  • Break!
  • Computer Science for self taught programmers
  • So You want to be a full stack dev?
  • Import-ant decisions -or- Python Scraping Showdown
  • Lunch!
  • Ansible -or- Twisted
  • Puppet Modules
  • Getting Started with SaltStack
  • Break!
  • Distributed Computing -or- App Deployment
  • External Talk: Writing Idiomatic Python
  • Lightning Talks!

Hello Montreal! PyCon 2014 underway!

So as many of you know I went to Montreal to attend PyCon 2014! As a up and coming “Pythonista,” this is very exciting. This is the first time I have travelled internationally, and also this is my first “major” conference! Looking to take in as much information as possible in these seven short days. Overall, Montreal is a great city. Everyone thus far is very nice, helpful, and understanding; despite my ability to speak the native tongue French. The weather is similar to that of Chicago, so not much to complain there 🙂

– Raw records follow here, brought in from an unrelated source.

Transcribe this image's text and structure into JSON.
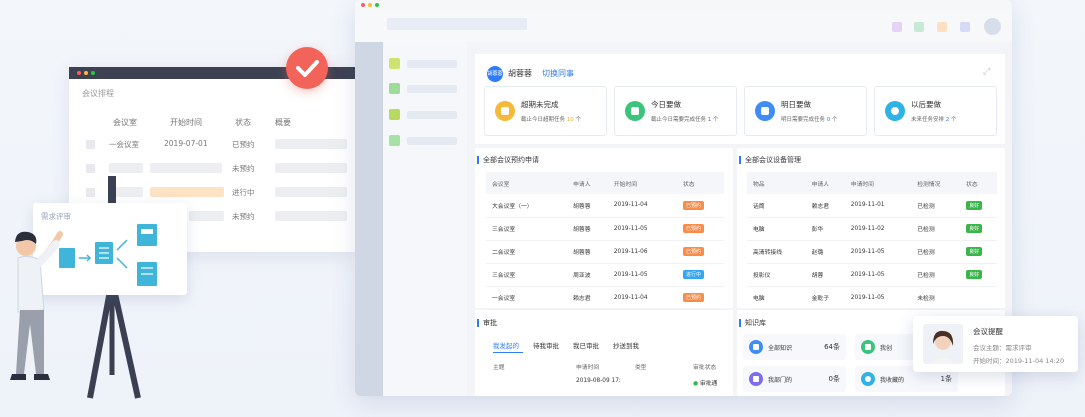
{
  "left_window": {
    "title": "会议排程",
    "headers": [
      "会议室",
      "开始时间",
      "状态",
      "概要"
    ],
    "rows": [
      {
        "room": "一会议室",
        "time": "2019-07-01",
        "status": "已预约"
      },
      {
        "room": "",
        "time": "",
        "status": "未预约"
      },
      {
        "room": "",
        "time": "",
        "status": "进行中"
      },
      {
        "room": "",
        "time": "",
        "status": "未预约"
      }
    ]
  },
  "whiteboard": {
    "title": "需求评审"
  },
  "app": {
    "user": {
      "badge": "胡蓉蓉",
      "name": "胡蓉蓉",
      "switch_label": "切换同事"
    },
    "cards": [
      {
        "title": "超期未完成",
        "sub_prefix": "截止今日超期任务",
        "count": "10",
        "sub_suffix": "个",
        "color": "#f5b93a"
      },
      {
        "title": "今日要做",
        "sub_prefix": "截止今日需要完成任务",
        "count": "1",
        "sub_suffix": "个",
        "color": "#3cc47c"
      },
      {
        "title": "明日要做",
        "sub_prefix": "明日需要完成任务",
        "count": "0",
        "sub_suffix": "个",
        "color": "#3f8cf7"
      },
      {
        "title": "以后要做",
        "sub_prefix": "未来任务安排",
        "count": "2",
        "sub_suffix": "个",
        "color": "#2fb3e6"
      }
    ],
    "booking": {
      "title": "全部会议预约申请",
      "headers": [
        "会议室",
        "申请人",
        "开始时间",
        "状态"
      ],
      "rows": [
        [
          "大会议室（一）",
          "胡蓉蓉",
          "2019-11-04",
          "已预约"
        ],
        [
          "三会议室",
          "胡蓉蓉",
          "2019-11-05",
          "已预约"
        ],
        [
          "二会议室",
          "胡蓉蓉",
          "2019-11-06",
          "已预约"
        ],
        [
          "三会议室",
          "周亚波",
          "2019-11-05",
          "进行中"
        ],
        [
          "一会议室",
          "赖志君",
          "2019-11-04",
          "已预约"
        ]
      ]
    },
    "equipment": {
      "title": "全部会议设备管理",
      "headers": [
        "物品",
        "申请人",
        "申请时间",
        "检测情况",
        "状态"
      ],
      "rows": [
        [
          "话筒",
          "赖志君",
          "2019-11-01",
          "已检测",
          "良好"
        ],
        [
          "电脑",
          "彭华",
          "2019-11-02",
          "已检测",
          "良好"
        ],
        [
          "高清转接线",
          "赵璐",
          "2019-11-05",
          "已检测",
          "良好"
        ],
        [
          "投影仪",
          "胡蓉",
          "2019-11-05",
          "已检测",
          "良好"
        ],
        [
          "电脑",
          "金乾子",
          "2019-11-05",
          "未检测",
          ""
        ]
      ]
    },
    "approval": {
      "title": "审批",
      "tabs": [
        "我发起的",
        "待我审批",
        "我已审批",
        "抄送到我"
      ],
      "headers": [
        "主题",
        "申请时间",
        "类型",
        "审批状态"
      ],
      "row": {
        "time": "2019-08-09 17:",
        "status": "审批通"
      }
    },
    "knowledge": {
      "title": "知识库",
      "items": [
        {
          "label": "全部知识",
          "count": "64条",
          "color": "#3f8cf7"
        },
        {
          "label": "我创",
          "count": "",
          "color": "#3cc47c"
        },
        {
          "label": "我部门的",
          "count": "0条",
          "color": "#7b6cf0"
        },
        {
          "label": "我收藏的",
          "count": "1条",
          "color": "#2fb3e6"
        }
      ]
    }
  },
  "notification": {
    "title": "会议提醒",
    "topic": "会议主题：需求评审",
    "start": "开始时间：2019-11-04 14:20"
  },
  "colors": {
    "accent": "#2f7cf6",
    "check_badge": "#f2635a"
  }
}
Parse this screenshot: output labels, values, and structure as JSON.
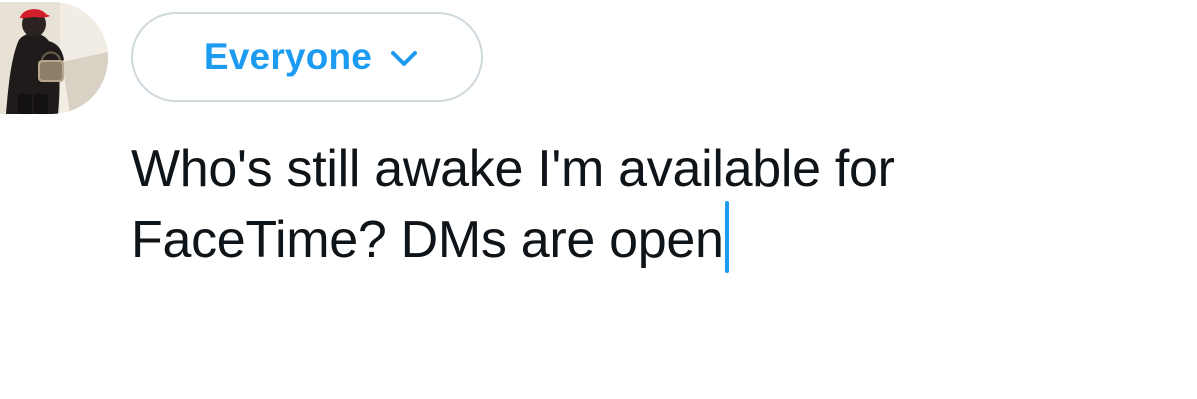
{
  "composer": {
    "audience": {
      "label": "Everyone",
      "icon": "chevron-down-icon",
      "color": "#1d9bf0"
    },
    "avatar": {
      "icon": "user-avatar"
    },
    "text": {
      "line1": "Who's still awake I'm available for",
      "line2": "FaceTime? DMs are open"
    },
    "colors": {
      "text": "#0f1419",
      "accent": "#1d9bf0",
      "border": "#cfd9de"
    }
  }
}
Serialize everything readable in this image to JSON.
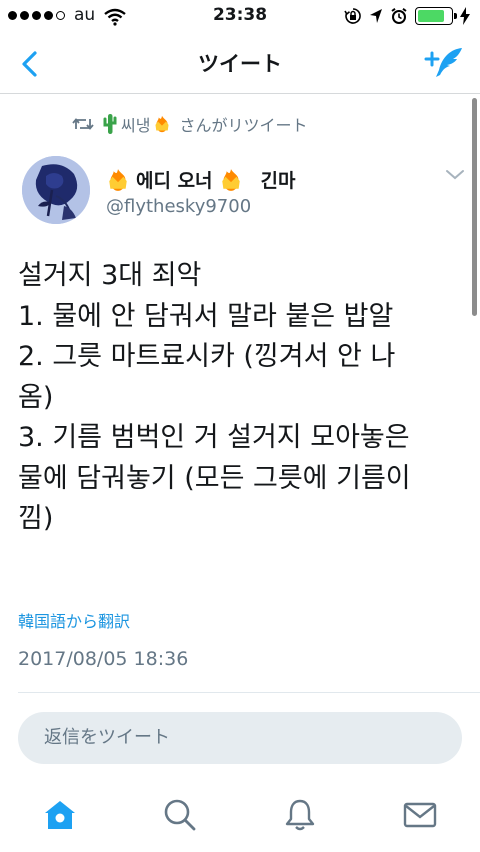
{
  "status_bar": {
    "carrier": "au",
    "time": "23:38",
    "battery_level": 0.8,
    "battery_color": "#4cd964"
  },
  "nav": {
    "title": "ツイート",
    "back_icon": "chevron-left-icon",
    "compose_icon": "compose-tweet-icon",
    "accent_color": "#1da1f2"
  },
  "tweet": {
    "retweeted_by": "씨냉",
    "retweeted_suffix": "さんがリツイート",
    "display_name": "에디 오너",
    "display_name_extra": "긴마",
    "handle": "@flythesky9700",
    "lines": [
      "설거지 3대 죄악",
      "1. 물에 안 담궈서 말라 붙은 밥알",
      "2. 그릇 마트료시카 (낑겨서 안 나",
      "옴)",
      "3. 기름 범벅인 거 설거지 모아놓은",
      "물에 담궈놓기 (모든 그릇에 기름이",
      "낌)"
    ],
    "translate_label": "韓国語から翻訳",
    "timestamp": "2017/08/05 18:36"
  },
  "reply": {
    "placeholder": "返信をツイート"
  },
  "tabbar": {
    "items": [
      {
        "icon": "home-icon",
        "active": true
      },
      {
        "icon": "search-icon",
        "active": false
      },
      {
        "icon": "notifications-icon",
        "active": false
      },
      {
        "icon": "messages-icon",
        "active": false
      }
    ]
  }
}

In terms of tutorials, I have attended the following thus far. I will give a title, a general overview, how I might apply it, and general reference links. I believe all the talks are recorded, I will share this as soon as I find out more information.

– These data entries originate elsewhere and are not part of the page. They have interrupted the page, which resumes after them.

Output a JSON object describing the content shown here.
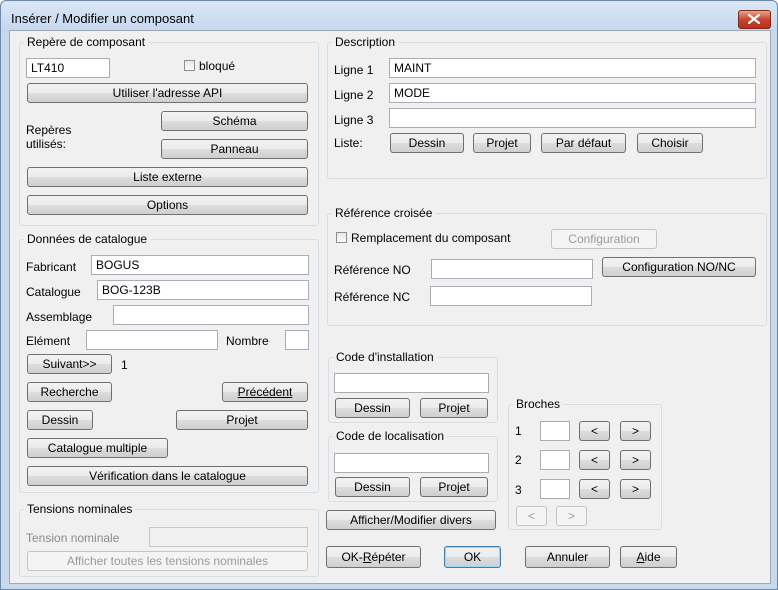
{
  "window": {
    "title": "Insérer / Modifier un composant"
  },
  "repere": {
    "legend": "Repère de composant",
    "tag_value": "LT410",
    "bloque_label": "bloqué",
    "api_button": "Utiliser l'adresse API",
    "reperes_label_1": "Repères",
    "reperes_label_2": "utilisés:",
    "schema_button": "Schéma",
    "panneau_button": "Panneau",
    "liste_externe_button": "Liste externe",
    "options_button": "Options"
  },
  "catalogue": {
    "legend": "Données de catalogue",
    "fabricant_label": "Fabricant",
    "fabricant_value": "BOGUS",
    "catalogue_label": "Catalogue",
    "catalogue_value": "BOG-123B",
    "assemblage_label": "Assemblage",
    "assemblage_value": "",
    "element_label": "Elément",
    "element_value": "",
    "nombre_label": "Nombre",
    "nombre_value": "",
    "suivant_button": "Suivant>>",
    "suivant_count": "1",
    "recherche_button": "Recherche",
    "precedent_button": "Précédent",
    "dessin_button": "Dessin",
    "projet_button": "Projet",
    "multiple_button": "Catalogue multiple",
    "verification_button": "Vérification dans le catalogue"
  },
  "tensions": {
    "legend": "Tensions nominales",
    "tension_label": "Tension nominale",
    "tension_value": "",
    "afficher_button": "Afficher toutes les tensions nominales"
  },
  "description": {
    "legend": "Description",
    "ligne1_label": "Ligne 1",
    "ligne1_value": "MAINT",
    "ligne2_label": "Ligne 2",
    "ligne2_value": "MODE",
    "ligne3_label": "Ligne 3",
    "ligne3_value": "",
    "liste_label": "Liste:",
    "dessin_button": "Dessin",
    "projet_button": "Projet",
    "defaut_button": "Par défaut",
    "choisir_button": "Choisir"
  },
  "croisee": {
    "legend": "Référence croisée",
    "remplacement_label": "Remplacement du composant",
    "configuration_button": "Configuration",
    "ref_no_label": "Référence NO",
    "ref_no_value": "",
    "config_nonc_button": "Configuration NO/NC",
    "ref_nc_label": "Référence NC",
    "ref_nc_value": ""
  },
  "installation": {
    "legend": "Code d'installation",
    "value": "",
    "dessin_button": "Dessin",
    "projet_button": "Projet"
  },
  "localisation": {
    "legend": "Code de localisation",
    "value": "",
    "dessin_button": "Dessin",
    "projet_button": "Projet"
  },
  "broches": {
    "legend": "Broches",
    "rows": [
      {
        "label": "1",
        "value": ""
      },
      {
        "label": "2",
        "value": ""
      },
      {
        "label": "3",
        "value": ""
      }
    ],
    "prev_glyph": "<",
    "next_glyph": ">"
  },
  "divers_button": "Afficher/Modifier divers",
  "footer": {
    "ok_repeter_pre": "OK-",
    "ok_repeter_u": "R",
    "ok_repeter_post": "épéter",
    "ok": "OK",
    "annuler": "Annuler",
    "aide_u": "A",
    "aide_post": "ide"
  }
}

Topic: mrjob: Snakes on a Hadoop

Speaker: Jim Blomo

General Overview:

Essentially we walked through various examples, talking about MapReduce functions. We talked about how to orchestrate our logs in a manner that provides as much information in a single line vs multiple lines; Makes writing your jobs SO much easier. Essentially, Map and Reduce should be stateless; we are looking at an individual log line at a time, and the framework will merge values back together.


  • map(key1,value) -> list[key2,value2]
  • reduce(key2, list[value2]) -> list[value3]

We didn’t work with a direct Hadoop instance, but rather we worked in a simulated mode, where we had all the data locally. This was smart due to the possible instability of the wifi. (which if I might add has been kick ass! Great job PyCon team!) We worked through simple page visit MapReduce, to more complex multi step MapReduce jobs (get a list of users and their businesses reviewed, and convert it back to a match users together based on Jaccard Similarity). At the end, Jim talked about how to hook it up to a AWS instance of Hadoop and how to properly schedule your jobs. The nice advantage to AWS is that its easily scalable and takes a lot of the heavy lifting of getting Hadoop setup off your plate. Also if you need to spin up extra nodes, its just a nominal fee instead of having to possibly re architecture your own. Probably the biggest talk of the day for me because I am in a position to get more comfortable with Hadoop now. Before it just looked like a big scary elephant 🙂


Now while I don’t have TB of data on my personal machine….there are tons of big data possibilities at work! Looking to see if I can take some of this back to the office, and write some MapReduce jobs on a lot of our data logs. With all this being said, the more efficient your logs are the better results you can get (or at least the easier it is to interpret). So I think this is going to become a bigger project soon. Glad I took this course. Very informative and broke the initial “scary” barrier of big data. BRING IT ON!



Topic: Build your own PiDoorbell!


General Overview:

In short, we took a Raspberry Pi (a small microcomputer) and wired it to a breadboard using the GPIO pins on the board. By doing this, we can have all sorts of fun with the circuits and program some cool things. We setup some sample led’s, but I finally got the Pi to snap this picture! 🙂



So I plan on installing my PiDoorbell on my home’s door whenever someone gets closer than 24 inches away. This will allow me to snap and view a video stream of who is at the door before I get my lazy butt off my third floor apartment. (Remember, developers are supposed to be lazy ;)) The implementation in class only took a phone, and uploaded to Dropbox and set a SMS via Twilio. My plan is to tweak it to use the Google Drive API, and continue to get SMS or at least email alerts to my phone. This way, I can see when packages are delivered, or stolen O_O, even when I am not home. Long term, I want to add some way to interface with the person at the door; LED bar saying “I am on my way.” or “GO AWAY!” 🙂



Anyways that’s all I got for now! Looking forward to tomorrow’s tutorials on Flask and Intermediate Python! As always, learning all the time 🙂